A compliance officer in the property appraiser’s office explained that, because Mr. Spain was the only owner who filed an application for the homestead exemption, the exemption should have ended as of December 31, 2006 as a result of his death in April 2006.
Mary Jane paid the tax lien under protest and then sued the tax appraiser and collector asking the court to find that she was entitled to the benefit of the homestead exemption and “Save our Homes” limitations and to order the tax collector to refund her the $283,070.45.
The tax appraiser and collector’s position was that Mary Jane waived the homestead exemption benefits from 2007 through 2011 by failing to file a homestead application in her name and that when co-owner Frank died there was a change in ownership requiring Mary Jane to notify the Martin County Property Appraiser of that fact and by not doing so, the tax collectors lien was valid.
The trial court ruled in favor of Mary Jane and ordered the tax collector to refund her $283,070.45, with interest.
In reviewing the case, the 4th District Court of Appeals Court utilized statutory construction principals that if the constitutional language is clear there are no other tools of construction needed. However, if the language is ambiguous or does not address the exact issue before the court, the court must endeavor to construe the constitutional provisions in a manner consistent with the intent of the framers and the voters.
In citing to previous case, the court said that “The goal of homestead has remained stable: To protect the family.
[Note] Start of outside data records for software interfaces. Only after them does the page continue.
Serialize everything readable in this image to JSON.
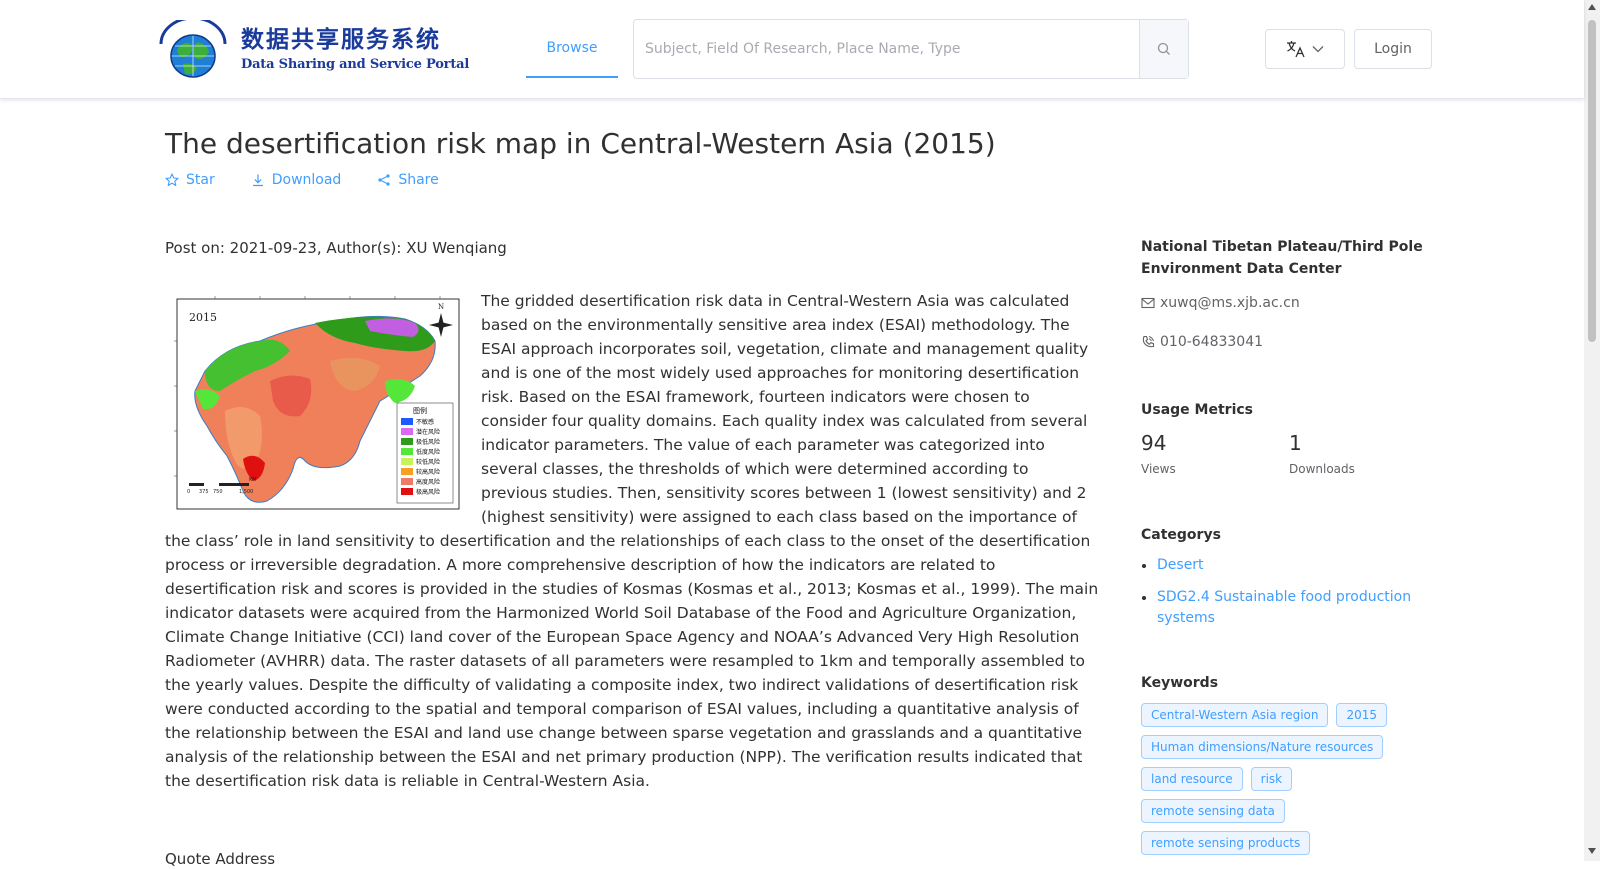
{
  "header": {
    "logo_cn": "数据共享服务系统",
    "logo_en": "Data Sharing and Service Portal",
    "nav_browse": "Browse",
    "search_placeholder": "Subject, Field Of Research, Place Name, Type",
    "search_icon": "search-icon",
    "language_icon": "translate-icon",
    "login_label": "Login"
  },
  "dataset": {
    "title": "The desertification risk map in Central-Western Asia (2015)",
    "actions": {
      "star": "Star",
      "download": "Download",
      "share": "Share"
    },
    "post_meta": "Post on: 2021-09-23, Author(s): XU Wenqiang",
    "description": "The gridded desertification risk data in Central-Western Asia was calculated based on the environmentally sensitive area index (ESAI) methodology. The ESAI approach incorporates soil, vegetation, climate and management quality and is one of the most widely used approaches for monitoring desertification risk. Based on the ESAI framework, fourteen indicators were chosen to consider four quality domains. Each quality index was calculated from several indicator parameters. The value of each parameter was categorized into several classes, the thresholds of which were determined according to previous studies. Then, sensitivity scores between 1 (lowest sensitivity) and 2 (highest sensitivity) were assigned to each class based on the importance of the class’ role in land sensitivity to desertification and the relationships of each class to the onset of the desertification process or irreversible degradation. A more comprehensive description of how the indicators are related to desertification risk and scores is provided in the studies of Kosmas (Kosmas et al., 2013; Kosmas et al., 1999). The main indicator datasets were acquired from the Harmonized World Soil Database of the Food and Agriculture Organization, Climate Change Initiative (CCI) land cover of the European Space Agency and NOAA’s Advanced Very High Resolution Radiometer (AVHRR) data. The raster datasets of all parameters were resampled to 1km and temporally assembled to the yearly values. Despite the difficulty of validating a composite index, two indirect validations of desertification risk were conducted according to the spatial and temporal comparison of ESAI values, including a quantitative analysis of the relationship between the ESAI and land use change between sparse vegetation and grasslands and a quantitative analysis of the relationship between the ESAI and net primary production (NPP). The verification results indicated that the desertification risk data is reliable in Central-Western Asia.",
    "quote_heading": "Quote Address",
    "thumbnail": {
      "year": "2015",
      "legend_title": "图例",
      "legend": [
        {
          "label": "不敏感",
          "color": "#1e5bff"
        },
        {
          "label": "潜在风险",
          "color": "#d86bf0"
        },
        {
          "label": "极低风险",
          "color": "#2e9b1a"
        },
        {
          "label": "低度风险",
          "color": "#55e63a"
        },
        {
          "label": "较低风险",
          "color": "#c8f25a"
        },
        {
          "label": "较高风险",
          "color": "#f5a020"
        },
        {
          "label": "高度风险",
          "color": "#f07a6a"
        },
        {
          "label": "极高风险",
          "color": "#e01010"
        }
      ],
      "scale_label": "KM",
      "scale_ticks": [
        "0",
        "375",
        "750",
        "1,500"
      ]
    }
  },
  "sidebar": {
    "center_name": "National Tibetan Plateau/Third Pole Environment Data Center",
    "email": "xuwq@ms.xjb.ac.cn",
    "phone": "010-64833041",
    "usage_heading": "Usage Metrics",
    "views_value": "94",
    "views_label": "Views",
    "downloads_value": "1",
    "downloads_label": "Downloads",
    "categories_heading": "Categorys",
    "categories": [
      "Desert",
      "SDG2.4 Sustainable food production systems"
    ],
    "keywords_heading": "Keywords",
    "keywords": [
      "Central-Western Asia region",
      "2015",
      "Human dimensions/Nature resources",
      "land resource",
      "risk",
      "remote sensing data",
      "remote sensing products"
    ]
  }
}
Homestead promotes the stability and welfare of the state by securing to the householder a home, so that the homeowner and his or her heirs may live beyond the reach of financial misfortune.”
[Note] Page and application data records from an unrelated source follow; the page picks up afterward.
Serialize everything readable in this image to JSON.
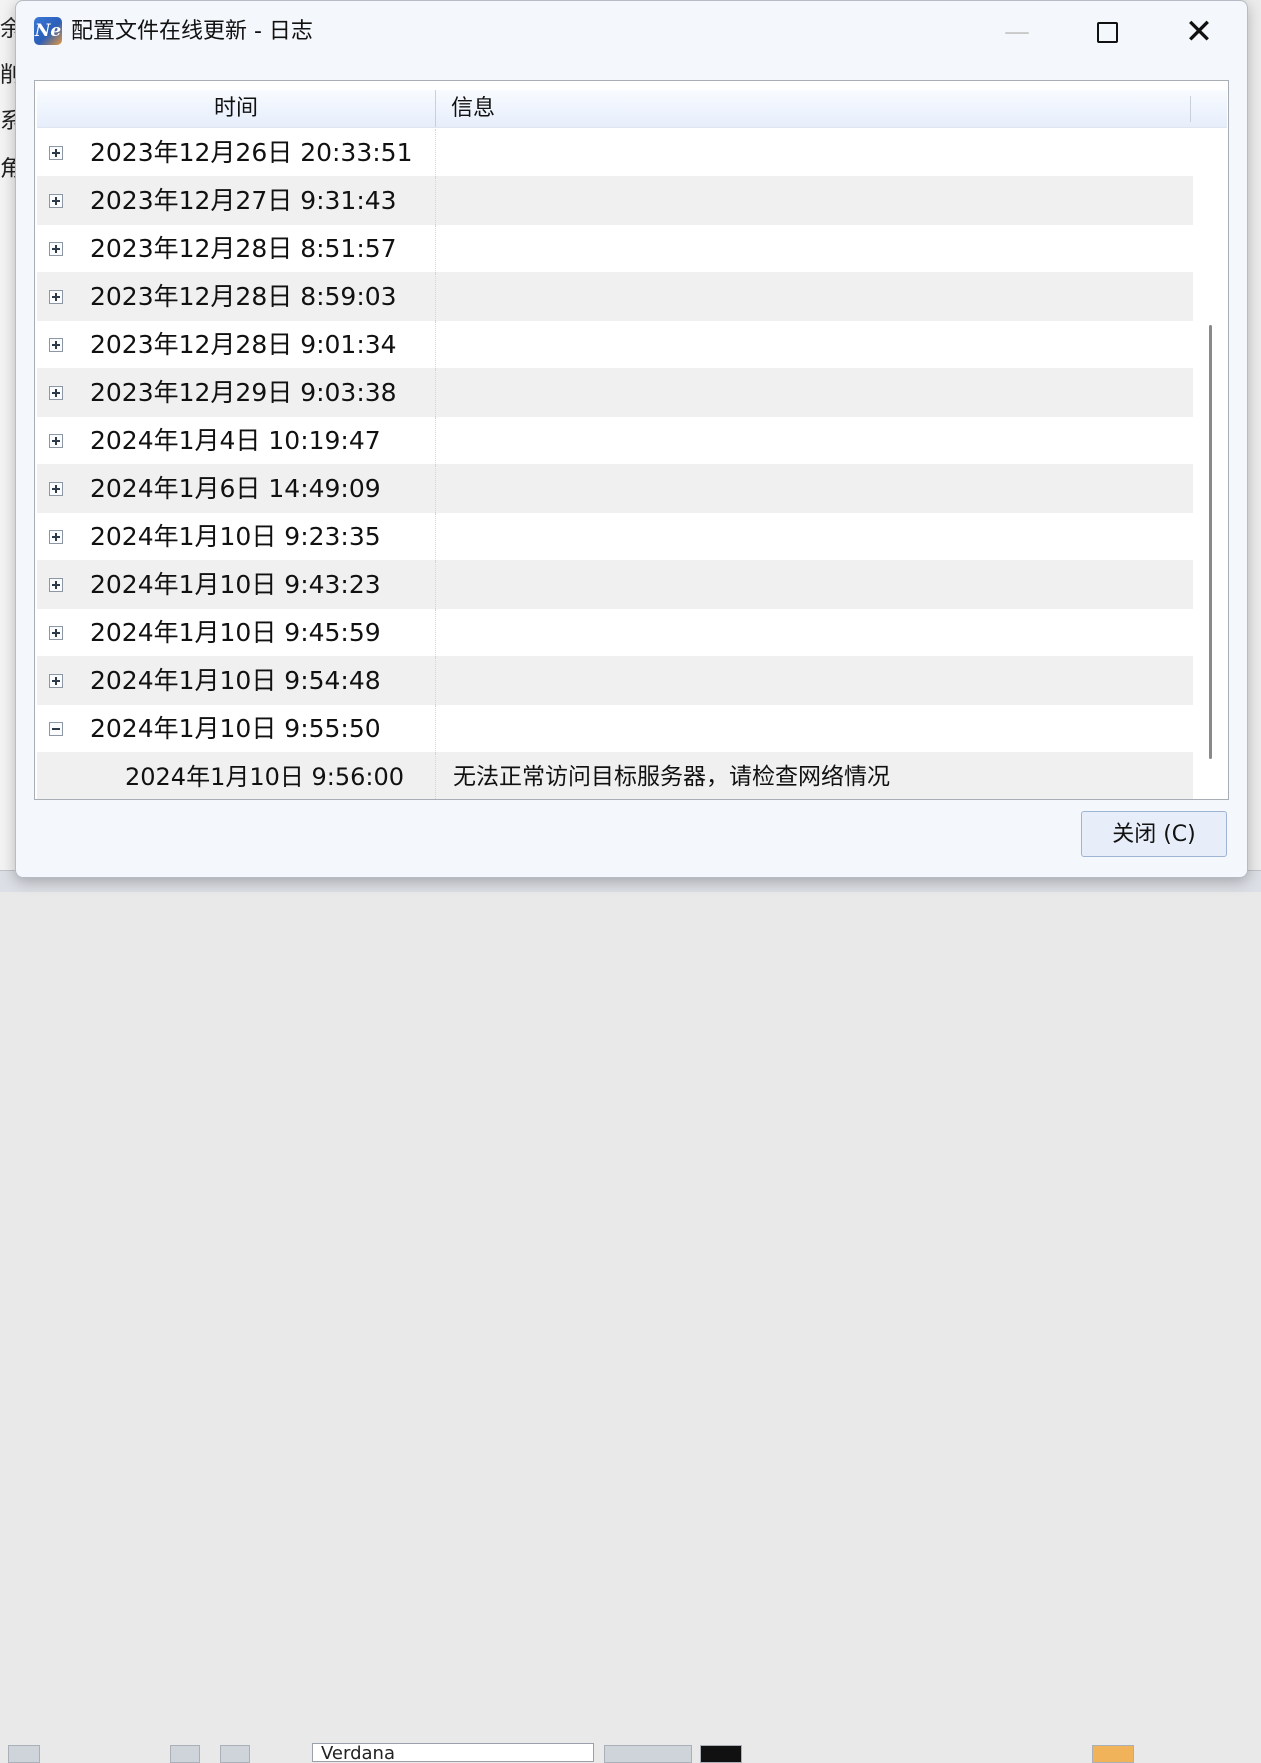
{
  "window": {
    "icon_text": "Ne",
    "title": "配置文件在线更新 - 日志",
    "controls": {
      "minimize": "—",
      "close": "✕"
    }
  },
  "log_table": {
    "columns": [
      "时间",
      "信息"
    ],
    "rows": [
      {
        "time": "2023年12月26日 20:33:51",
        "info": "",
        "expanded": false
      },
      {
        "time": "2023年12月27日 9:31:43",
        "info": "",
        "expanded": false
      },
      {
        "time": "2023年12月28日 8:51:57",
        "info": "",
        "expanded": false
      },
      {
        "time": "2023年12月28日 8:59:03",
        "info": "",
        "expanded": false
      },
      {
        "time": "2023年12月28日 9:01:34",
        "info": "",
        "expanded": false
      },
      {
        "time": "2023年12月29日 9:03:38",
        "info": "",
        "expanded": false
      },
      {
        "time": "2024年1月4日 10:19:47",
        "info": "",
        "expanded": false
      },
      {
        "time": "2024年1月6日 14:49:09",
        "info": "",
        "expanded": false
      },
      {
        "time": "2024年1月10日 9:23:35",
        "info": "",
        "expanded": false
      },
      {
        "time": "2024年1月10日 9:43:23",
        "info": "",
        "expanded": false
      },
      {
        "time": "2024年1月10日 9:45:59",
        "info": "",
        "expanded": false
      },
      {
        "time": "2024年1月10日 9:54:48",
        "info": "",
        "expanded": false
      },
      {
        "time": "2024年1月10日 9:55:50",
        "info": "",
        "expanded": true
      }
    ],
    "child_row": {
      "time": "2024年1月10日 9:56:00",
      "info": "无法正常访问目标服务器，请检查网络情况"
    }
  },
  "footer": {
    "close_button": "关闭 (C)"
  },
  "background": {
    "left_fragments": [
      "余",
      "削",
      "系",
      "角"
    ],
    "font_name": "Verdana"
  }
}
Once the homestead exemption is granted, the homeowner is not required to submit a renewal application each year unless there has been a change affecting the property’s homestead status. Refiling is required when the property granted an exemption is sold or otherwise disposed of, when the ownership changes in any manner, when the applicant ceases to use the property as his or her homestead, or when the status of the owner changes so as to change the exempt status of the property.
“Save Our Homes” assessment caps interlocks and goes along with the homestead exemption. The “Save Our Homes” amendments implementing statute specifically provides that there is no change in ownership when there is a transfer of homestead property to one spouse upon the death of the other. Therefore, Mary Jane was entitled to continue to enjoy the homestead exemption because she continued to occupy the home as her primary residence.
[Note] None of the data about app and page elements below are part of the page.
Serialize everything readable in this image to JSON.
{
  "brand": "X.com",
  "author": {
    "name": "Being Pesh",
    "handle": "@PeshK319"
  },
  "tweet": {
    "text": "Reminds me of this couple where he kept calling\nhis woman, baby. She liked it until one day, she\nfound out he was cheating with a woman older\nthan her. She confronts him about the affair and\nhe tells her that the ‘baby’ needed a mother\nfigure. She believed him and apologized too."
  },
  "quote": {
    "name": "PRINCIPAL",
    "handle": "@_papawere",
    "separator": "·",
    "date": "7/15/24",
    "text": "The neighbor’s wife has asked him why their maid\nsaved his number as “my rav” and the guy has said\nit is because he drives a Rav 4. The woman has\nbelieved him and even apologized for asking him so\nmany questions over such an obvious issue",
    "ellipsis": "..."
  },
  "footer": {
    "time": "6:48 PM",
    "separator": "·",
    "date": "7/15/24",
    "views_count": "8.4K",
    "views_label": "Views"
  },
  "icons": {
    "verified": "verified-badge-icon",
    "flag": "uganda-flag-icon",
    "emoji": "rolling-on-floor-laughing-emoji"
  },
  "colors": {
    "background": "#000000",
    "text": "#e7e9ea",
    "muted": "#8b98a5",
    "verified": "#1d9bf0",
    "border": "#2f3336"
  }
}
Another subsection of the implementing statute provides that a husband and wife, who owned and both permanently resided on a previous homestead, shall each be considered to have received the homestead exemption even though only the husband or the wife applied for the homestead exemption on the previous homestead.
Strengthening the argument that there was not a change in ownership or use in this case was the fact that the Spains owned the in tenancy by the entireties.
“In a tenancy by entireties, the husband and wife hold the property ‘per tout’ such that both are treated as one person and neither spouse can see, forfeit, or encumber any part of the estate without the consent of the other.”
When one of the tenants by the entirety dies, the surviving tenant receives no greater estate than the survivor already possessed. It is just that the interest of the deceased tenant ceases.
The court concluded by stating that: “It is a great injustice to take a surviving spouse who, after her husband’s death, continues to properly enjoy the homestead classification and treat her as a scofflaw by imposing a 50 percent penalty of the taxes exempted plus 15 percent interest on what is purportedly owed.”